We probably have around 15 of our 80 customers doing SEO, then we have a large majority doing paid search, Google Shopping, remarketing, or display.

We then have a PR model that we use in conjunction with another company for more integrated projects, so I completely agree with you.

I think SEO as we know it is slowing down or certainly changing.

With the constant algorithm updates from Google you have to have a full solution to the way you go to market.

That might be keeping your website and social up to date and running it with a remarketing and Google Adwords campaign. 

I think that approach is more sound than any other.

One of our followers asked how you would evaluate a site hit by the Penguin update. But I’m assuming if you’re not the expert that’s not a question you’d be able to answer?

Well look, Penguin as an update was based around the link-building algorithm and analysis would be purely based on scanning the site comprehensively for negative links and making sure to disavow those you don’t want.

But like you said, I’ve got a team of people with years of experience and the tools to do this.

My knowledge is somewhat better than most people you meet in the street, but in terms of analysing the impact of Penguin or Panda, I know enough to hold a conversation but it wouldn’t be up to me to go in and implement it.

What is your opinion on link building and whether recent updates have made it a less valuable tactic?

I’m seeing a number of things from the bigger campaigns I’m running.

Link building used to be the most effective way to gain search rankings, then content became the king, and now what I’m seeing is that some of the bigger companies we work with will come to us and only want nine new links but they’ll tell us exactly where they want them from.

I think link building is extremely important if you get the right links. It’s best to focus on quality over quantity and combine it with content that’s relevant for those links as well.

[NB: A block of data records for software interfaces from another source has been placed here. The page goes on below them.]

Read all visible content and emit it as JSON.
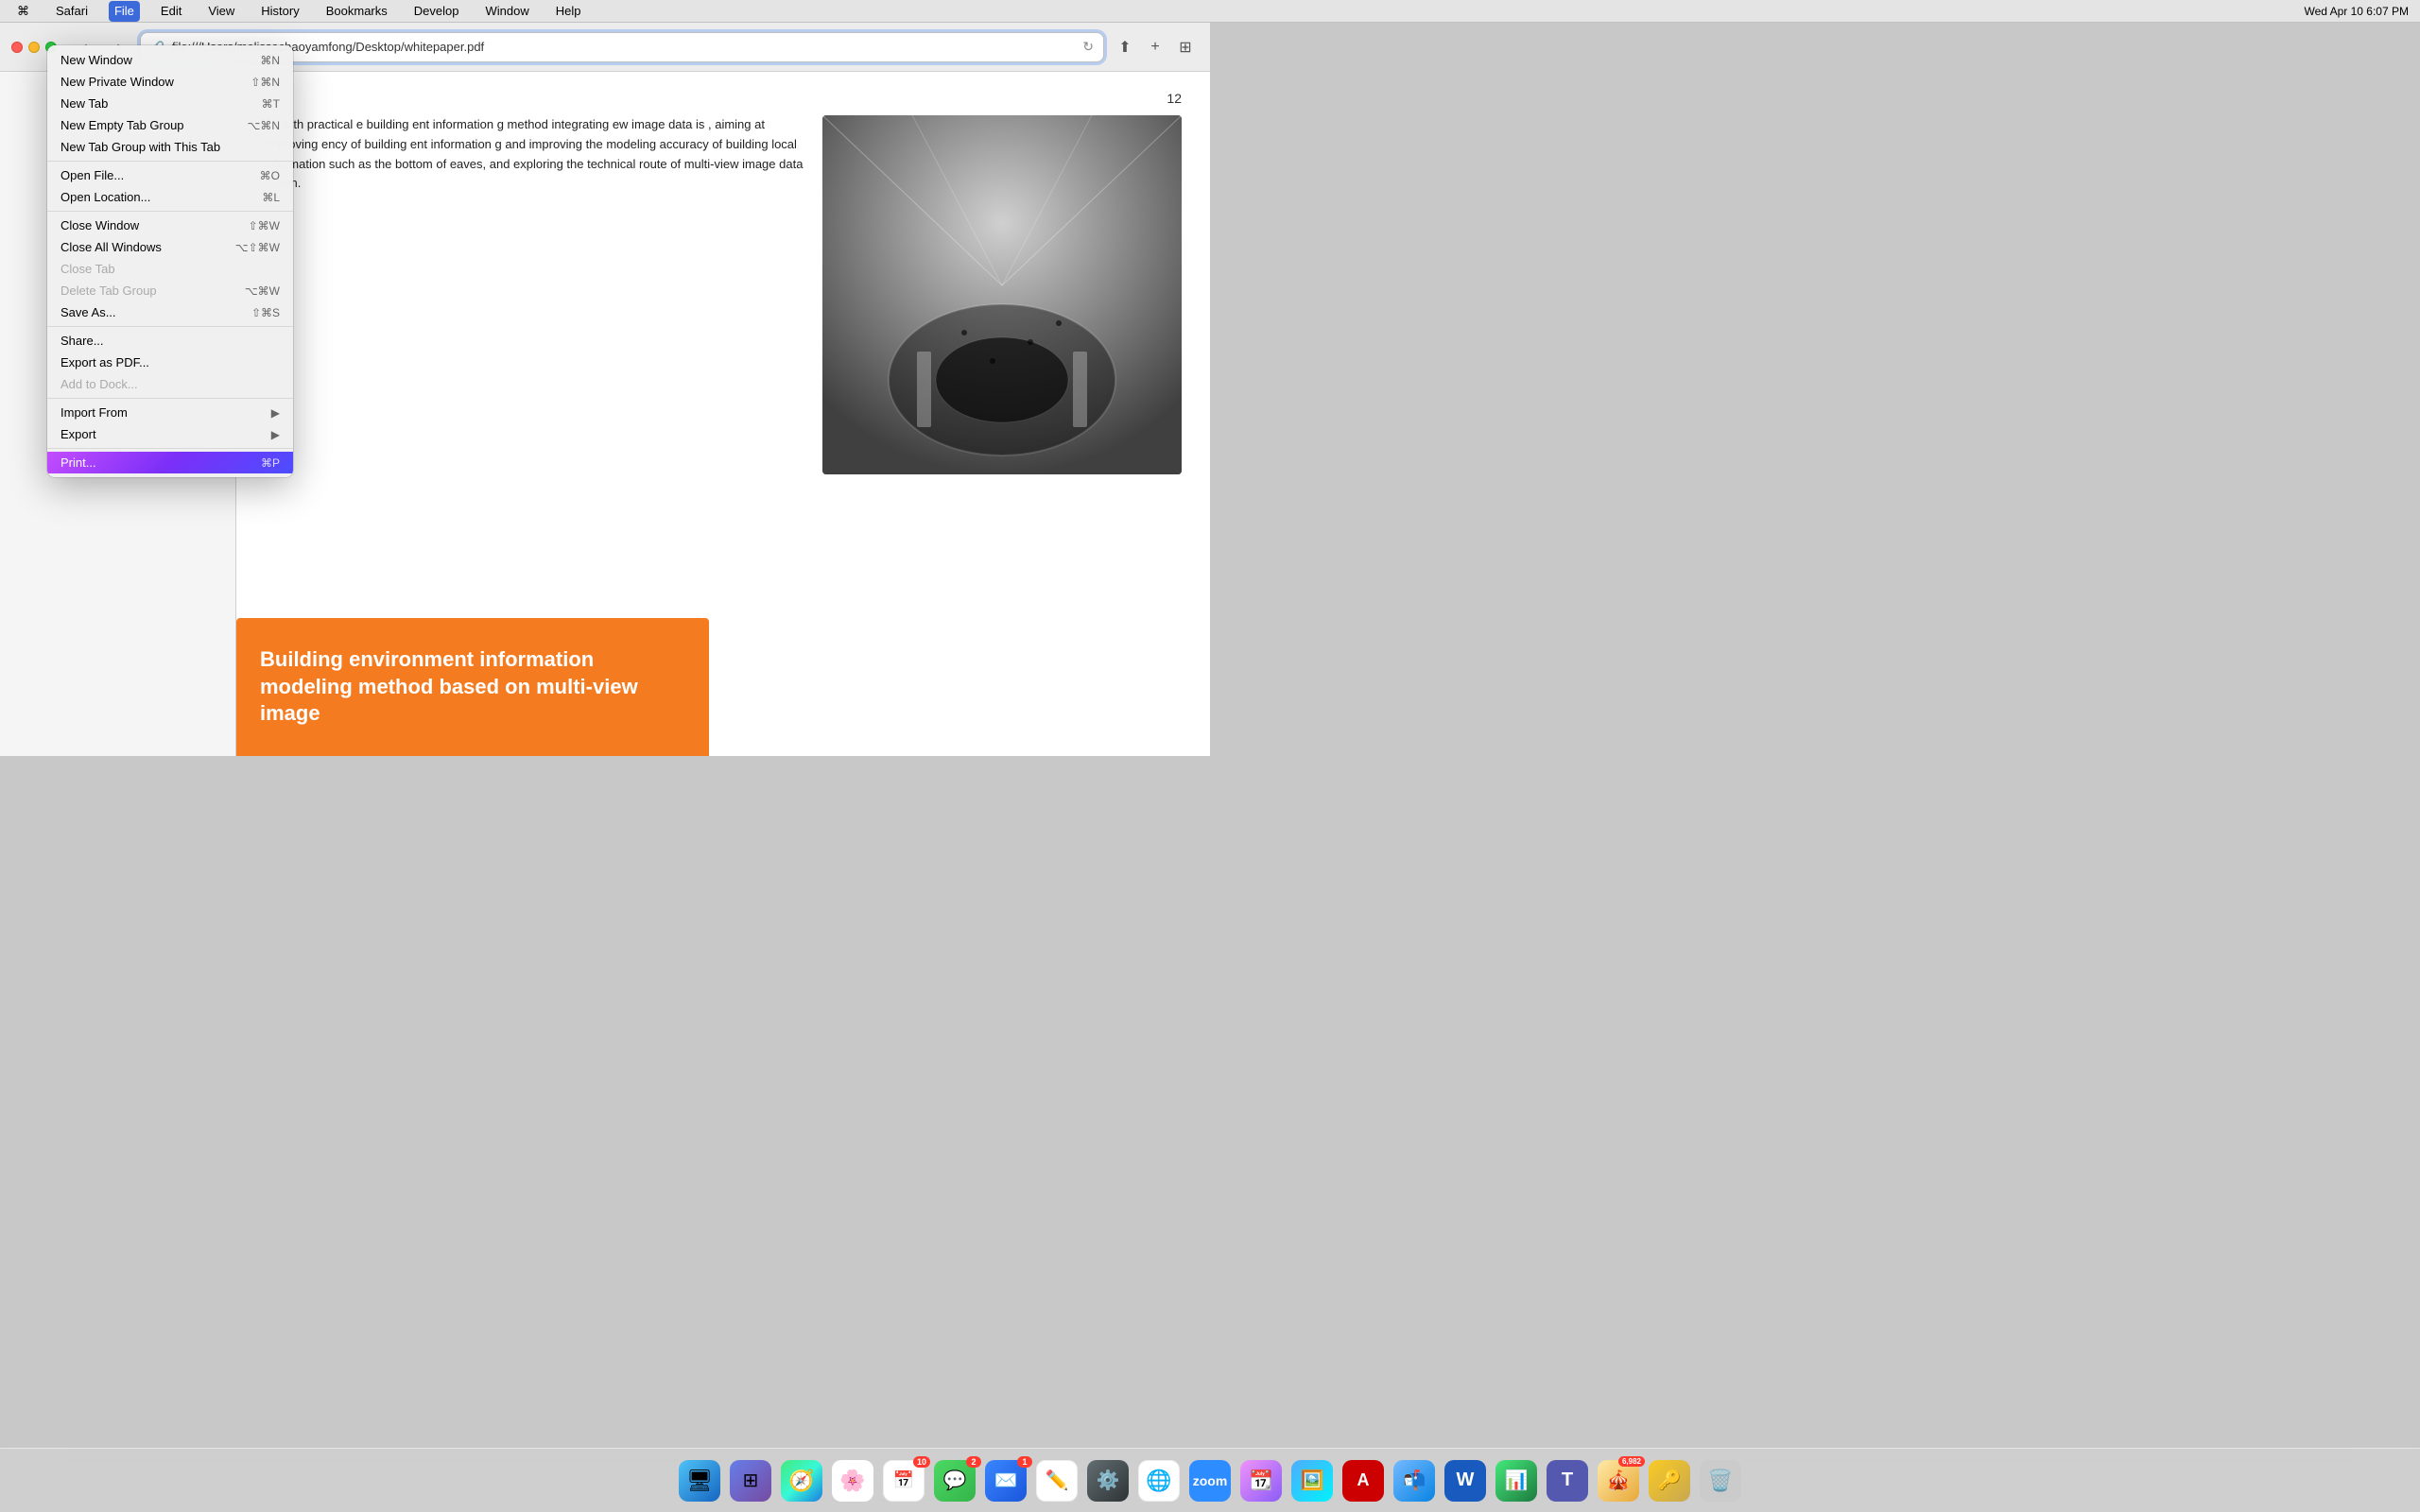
{
  "menubar": {
    "apple": "⌘",
    "items": [
      {
        "label": "Safari",
        "active": false
      },
      {
        "label": "File",
        "active": true
      },
      {
        "label": "Edit",
        "active": false
      },
      {
        "label": "View",
        "active": false
      },
      {
        "label": "History",
        "active": false
      },
      {
        "label": "Bookmarks",
        "active": false
      },
      {
        "label": "Develop",
        "active": false
      },
      {
        "label": "Window",
        "active": false
      },
      {
        "label": "Help",
        "active": false
      }
    ],
    "time": "Wed Apr 10  6:07 PM"
  },
  "toolbar": {
    "url": "file:///Users/melissachaoyamfong/Desktop/whitepaper.pdf"
  },
  "menu": {
    "items": [
      {
        "label": "New Window",
        "shortcut": "⌘N",
        "disabled": false,
        "separator_after": false,
        "has_submenu": false
      },
      {
        "label": "New Private Window",
        "shortcut": "⇧⌘N",
        "disabled": false,
        "separator_after": false,
        "has_submenu": false
      },
      {
        "label": "New Tab",
        "shortcut": "⌘T",
        "disabled": false,
        "separator_after": false,
        "has_submenu": false
      },
      {
        "label": "New Empty Tab Group",
        "shortcut": "⌥⌘N",
        "disabled": false,
        "separator_after": false,
        "has_submenu": false
      },
      {
        "label": "New Tab Group with This Tab",
        "shortcut": "",
        "disabled": false,
        "separator_after": true,
        "has_submenu": false
      },
      {
        "label": "Open File...",
        "shortcut": "⌘O",
        "disabled": false,
        "separator_after": false,
        "has_submenu": false
      },
      {
        "label": "Open Location...",
        "shortcut": "⌘L",
        "disabled": false,
        "separator_after": true,
        "has_submenu": false
      },
      {
        "label": "Close Window",
        "shortcut": "⇧⌘W",
        "disabled": false,
        "separator_after": false,
        "has_submenu": false
      },
      {
        "label": "Close All Windows",
        "shortcut": "⌥⇧⌘W",
        "disabled": false,
        "separator_after": false,
        "has_submenu": false
      },
      {
        "label": "Close Tab",
        "shortcut": "",
        "disabled": true,
        "separator_after": false,
        "has_submenu": false
      },
      {
        "label": "Delete Tab Group",
        "shortcut": "⌥⌘W",
        "disabled": true,
        "separator_after": false,
        "has_submenu": false
      },
      {
        "label": "Save As...",
        "shortcut": "⇧⌘S",
        "disabled": false,
        "separator_after": true,
        "has_submenu": false
      },
      {
        "label": "Share...",
        "shortcut": "",
        "disabled": false,
        "separator_after": false,
        "has_submenu": false
      },
      {
        "label": "Export as PDF...",
        "shortcut": "",
        "disabled": false,
        "separator_after": false,
        "has_submenu": false
      },
      {
        "label": "Add to Dock...",
        "shortcut": "",
        "disabled": true,
        "separator_after": true,
        "has_submenu": false
      },
      {
        "label": "Import From",
        "shortcut": "",
        "disabled": false,
        "separator_after": false,
        "has_submenu": true
      },
      {
        "label": "Export",
        "shortcut": "",
        "disabled": false,
        "separator_after": true,
        "has_submenu": true
      },
      {
        "label": "Print...",
        "shortcut": "⌘P",
        "disabled": false,
        "separator_after": false,
        "highlighted": true,
        "has_submenu": false
      }
    ]
  },
  "pdf": {
    "page_num": "12",
    "text_content": "ed with practical e building ent information g method integrating ew image data is , aiming at improving ency of building ent information g and improving the modeling accuracy of building local information such as the bottom of eaves, and exploring the technical route of multi-view image data fusion.",
    "orange_banner_text": "Building environment information modeling method based on multi-view image"
  },
  "dock": {
    "items": [
      {
        "label": "Finder",
        "color": "#1a7de3",
        "emoji": "🔵"
      },
      {
        "label": "Launchpad",
        "color": "#f5a623",
        "emoji": "🟠"
      },
      {
        "label": "Safari",
        "color": "#1a7de3",
        "emoji": "🧭"
      },
      {
        "label": "Photos",
        "color": "#f5a623",
        "emoji": "📷"
      },
      {
        "label": "Calendar",
        "color": "#f44",
        "emoji": "📅",
        "badge": "10"
      },
      {
        "label": "Messages",
        "color": "#4cd964",
        "emoji": "💬",
        "badge": "2"
      },
      {
        "label": "Mail",
        "color": "#3a86ff",
        "emoji": "✉️",
        "badge": "1"
      },
      {
        "label": "Freeform",
        "color": "#fff",
        "emoji": "✏️"
      },
      {
        "label": "System Settings",
        "color": "#888",
        "emoji": "⚙️"
      },
      {
        "label": "Chrome",
        "color": "#f44",
        "emoji": "🌐"
      },
      {
        "label": "Zoom",
        "color": "#2d8cff",
        "emoji": "📹"
      },
      {
        "label": "Fantastical",
        "color": "#8b5cf6",
        "emoji": "📆"
      },
      {
        "label": "Preview",
        "color": "#2a9d8f",
        "emoji": "🖼️"
      },
      {
        "label": "Acrobat",
        "color": "#f44",
        "emoji": "📄"
      },
      {
        "label": "Mail2",
        "color": "#3a86ff",
        "emoji": "📧"
      },
      {
        "label": "Word",
        "color": "#185abd",
        "emoji": "W"
      },
      {
        "label": "Numbers",
        "color": "#1d7a3e",
        "emoji": "📊"
      },
      {
        "label": "Teams",
        "color": "#5558af",
        "emoji": "T"
      },
      {
        "label": "Wunderbucket",
        "color": "#e8a838",
        "emoji": "🎪"
      },
      {
        "label": "Keychain",
        "color": "#c8a850",
        "emoji": "🔑"
      },
      {
        "label": "Trash",
        "color": "#888",
        "emoji": "🗑️",
        "badge": ""
      }
    ]
  }
}
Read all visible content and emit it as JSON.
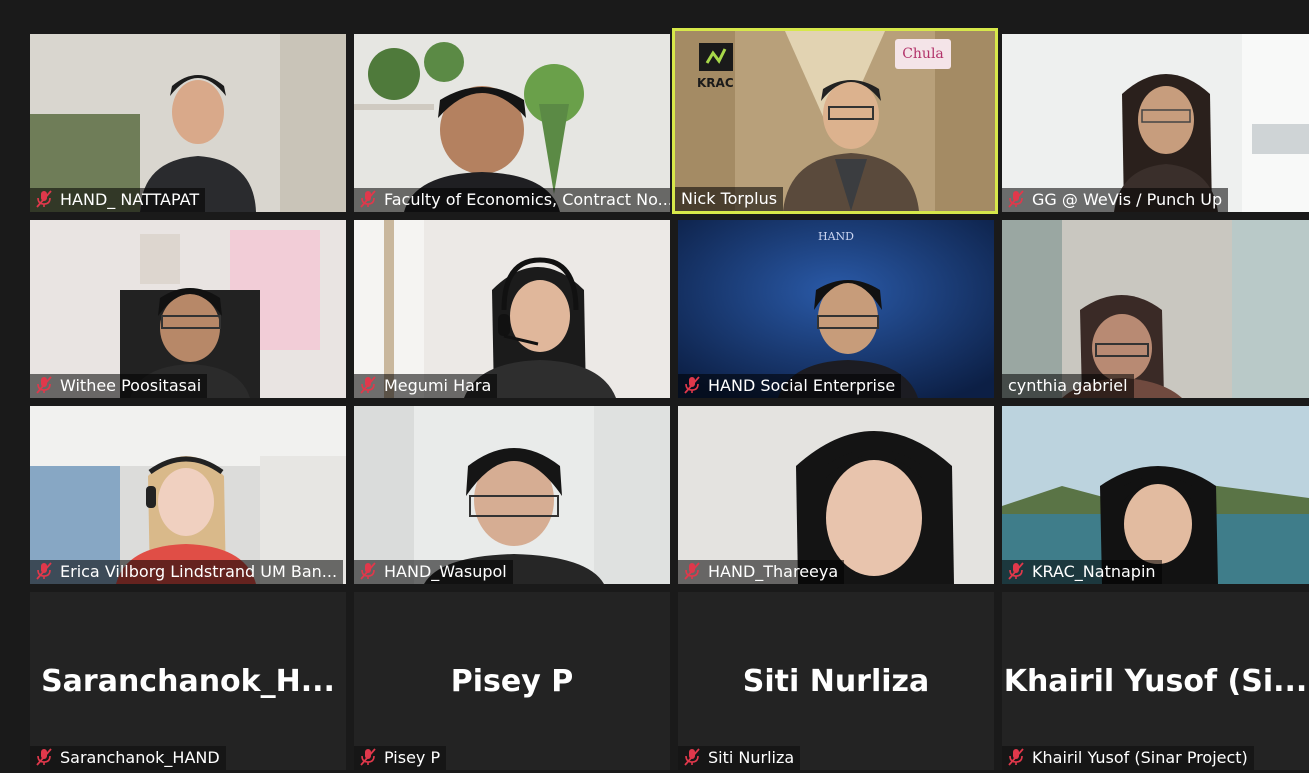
{
  "meeting": {
    "participants": [
      {
        "name": "HAND_ NATTAPAT",
        "muted": true
      },
      {
        "name": "Faculty of Economics, Contract No...",
        "muted": true
      },
      {
        "name": "Nick Torplus",
        "muted": false,
        "active_speaker": true
      },
      {
        "name": "GG @ WeVis / Punch Up",
        "muted": true
      },
      {
        "name": "Withee Poositasai",
        "muted": true
      },
      {
        "name": "Megumi Hara",
        "muted": true
      },
      {
        "name": "HAND Social Enterprise",
        "muted": true
      },
      {
        "name": "cynthia gabriel",
        "muted": false
      },
      {
        "name": "Erica Villborg Lindstrand UM Ban...",
        "muted": true
      },
      {
        "name": "HAND_Wasupol",
        "muted": true
      },
      {
        "name": "HAND_Thareeya",
        "muted": true
      },
      {
        "name": "KRAC_Natnapin",
        "muted": true
      },
      {
        "name": "Saranchanok_HAND",
        "display": "Saranchanok_H...",
        "muted": true
      },
      {
        "name": "Pisey P",
        "display": "Pisey P",
        "muted": true
      },
      {
        "name": "Siti Nurliza",
        "display": "Siti Nurliza",
        "muted": true
      },
      {
        "name": "Khairil Yusof (Sinar Project)",
        "display": "Khairil Yusof (Si...",
        "muted": true
      }
    ],
    "logos": {
      "krac": "KRAC",
      "chula": "Chula",
      "hand": "HAND"
    },
    "colors": {
      "active_speaker_border": "#d7e84a",
      "background": "#1a1a1a",
      "muted_icon": "#e0384b"
    }
  }
}
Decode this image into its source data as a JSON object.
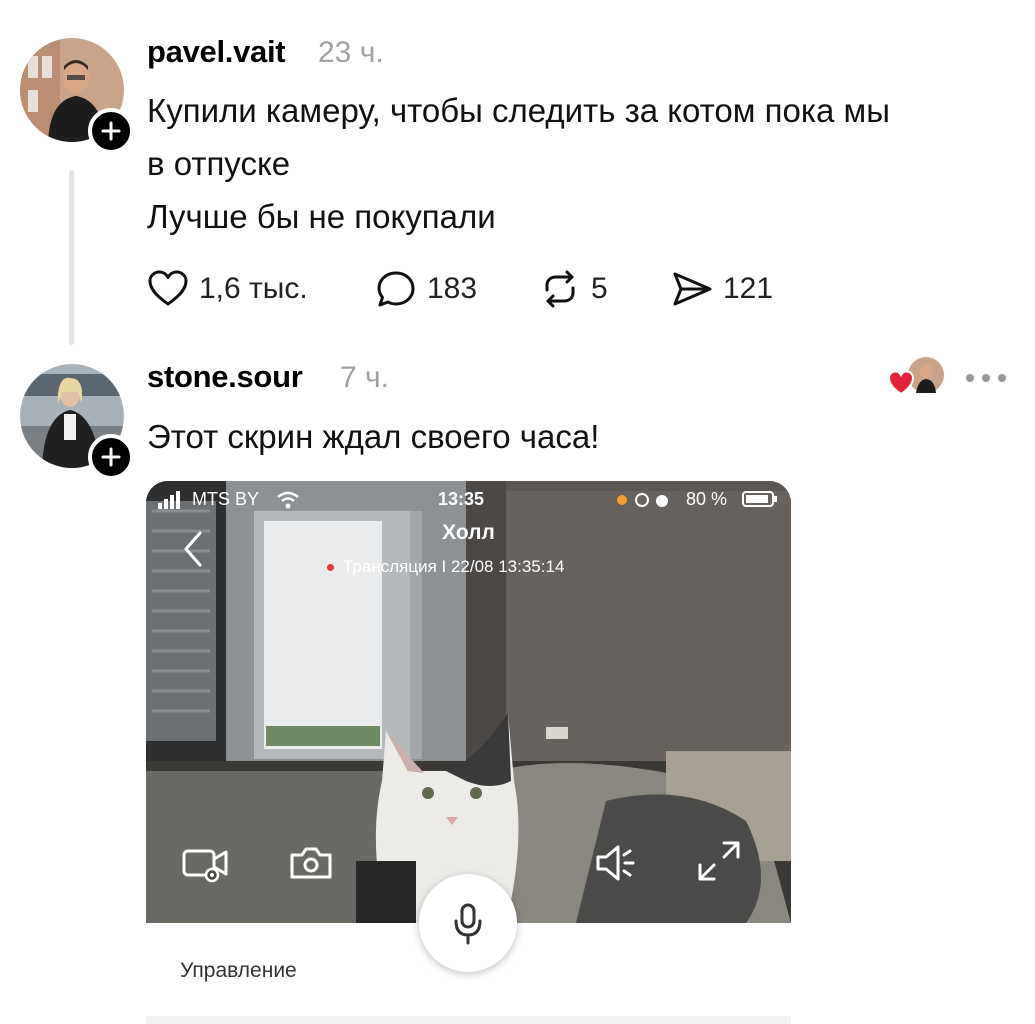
{
  "posts": [
    {
      "username": "pavel.vait",
      "time": "23 ч.",
      "text_line1": "Купили камеру, чтобы следить за котом пока мы",
      "text_line2": "в отпуске",
      "text_line3": "Лучше бы не покупали",
      "likes": "1,6 тыс.",
      "comments": "183",
      "reposts": "5",
      "shares": "121"
    },
    {
      "username": "stone.sour",
      "time": "7 ч.",
      "text": "Этот скрин ждал своего часа!"
    }
  ],
  "embedded_screenshot": {
    "carrier": "MTS BY",
    "clock": "13:35",
    "battery": "80 %",
    "camera_name": "Холл",
    "stream_status": "Трансляция I 22/08 13:35:14",
    "control_label": "Управление"
  },
  "colors": {
    "reaction_heart": "#e0243a",
    "muted_text": "#a0a0a0",
    "live_dot": "#e03a3a"
  },
  "icons": [
    "plus-icon",
    "heart-icon",
    "comment-icon",
    "repost-icon",
    "send-icon",
    "more-icon",
    "signal-icon",
    "wifi-icon",
    "back-icon",
    "record-video-icon",
    "camera-icon",
    "speaker-icon",
    "fullscreen-icon",
    "microphone-icon"
  ]
}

There’s been a lot of interest around your brand name. Did you check that the domain name was available before you chose the name Climb Online?

There are a lot of things about the Apprentice that people don’t know.

I submitted 100 potential company names before I went into the show, but when you’re on the Apprentice you’re not allowed a laptop or access to the internet.

So I had submitted the name Climb Online and the team came back to me and told me it was available, so we went with that.

I think about 8m people watched the final episode and the name they heard uttered for 60 minutes was Climb Online, so as a branding exercise I think it would’ve been negative to change the name of the company.

Also we already owned the trademarks for ‘Climb’ and ‘Online’ in regards to climbing search rankings.

SEOs can be quite vocal about their industry. Have you been surprised by their reaction to you?

The thing is that SEO is only one part of our business and it wasn’t even part of my original business plan. It’s something we skimmed over on the show and has become a huge talking point ever since.

We also focus on other industries like web development, PPC or display but they don’t seem to get involved with the hype as much.

We do have SEO campaigns though and yes the industry has been quite vocal about us, but I am proud to be part of the industry and I want to help the businesses in it as well as the industry itself.